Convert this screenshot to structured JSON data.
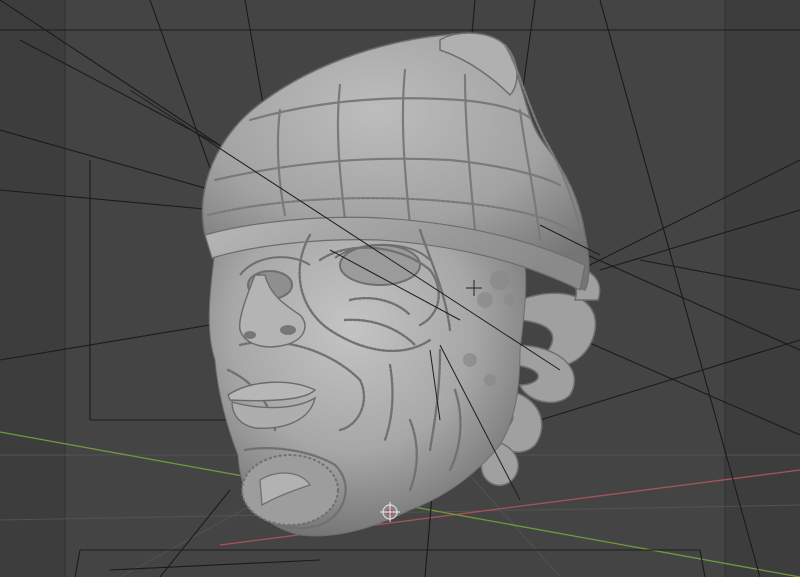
{
  "viewport": {
    "background_color": "#3d3d3d",
    "camera_region_color": "#444444",
    "grid_line_color": "#535353",
    "x_axis_color": "#a8525b",
    "y_axis_color": "#6f9a3b",
    "wire_line_color": "#1a1a1a",
    "sculpt_color": "#a9a9a9",
    "object_origin_icon": "origin-crosshair-icon",
    "scene_object": "sculpted-head-mesh"
  }
}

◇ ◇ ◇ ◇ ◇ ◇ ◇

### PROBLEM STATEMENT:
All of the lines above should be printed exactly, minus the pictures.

### ANSWER BELOW:
Convert this screenshot to structured JSON data.
{
  "viewport": {
    "background_color": "#3d3d3d",
    "camera_region_color": "#444444",
    "grid_line_color": "#535353",
    "x_axis_color": "#a8525b",
    "y_axis_color": "#6f9a3b",
    "wire_line_color": "#1a1a1a",
    "sculpt_color": "#a9a9a9",
    "object_origin_icon": "origin-crosshair-icon",
    "scene_object": "sculpted-head-mesh"
  }
}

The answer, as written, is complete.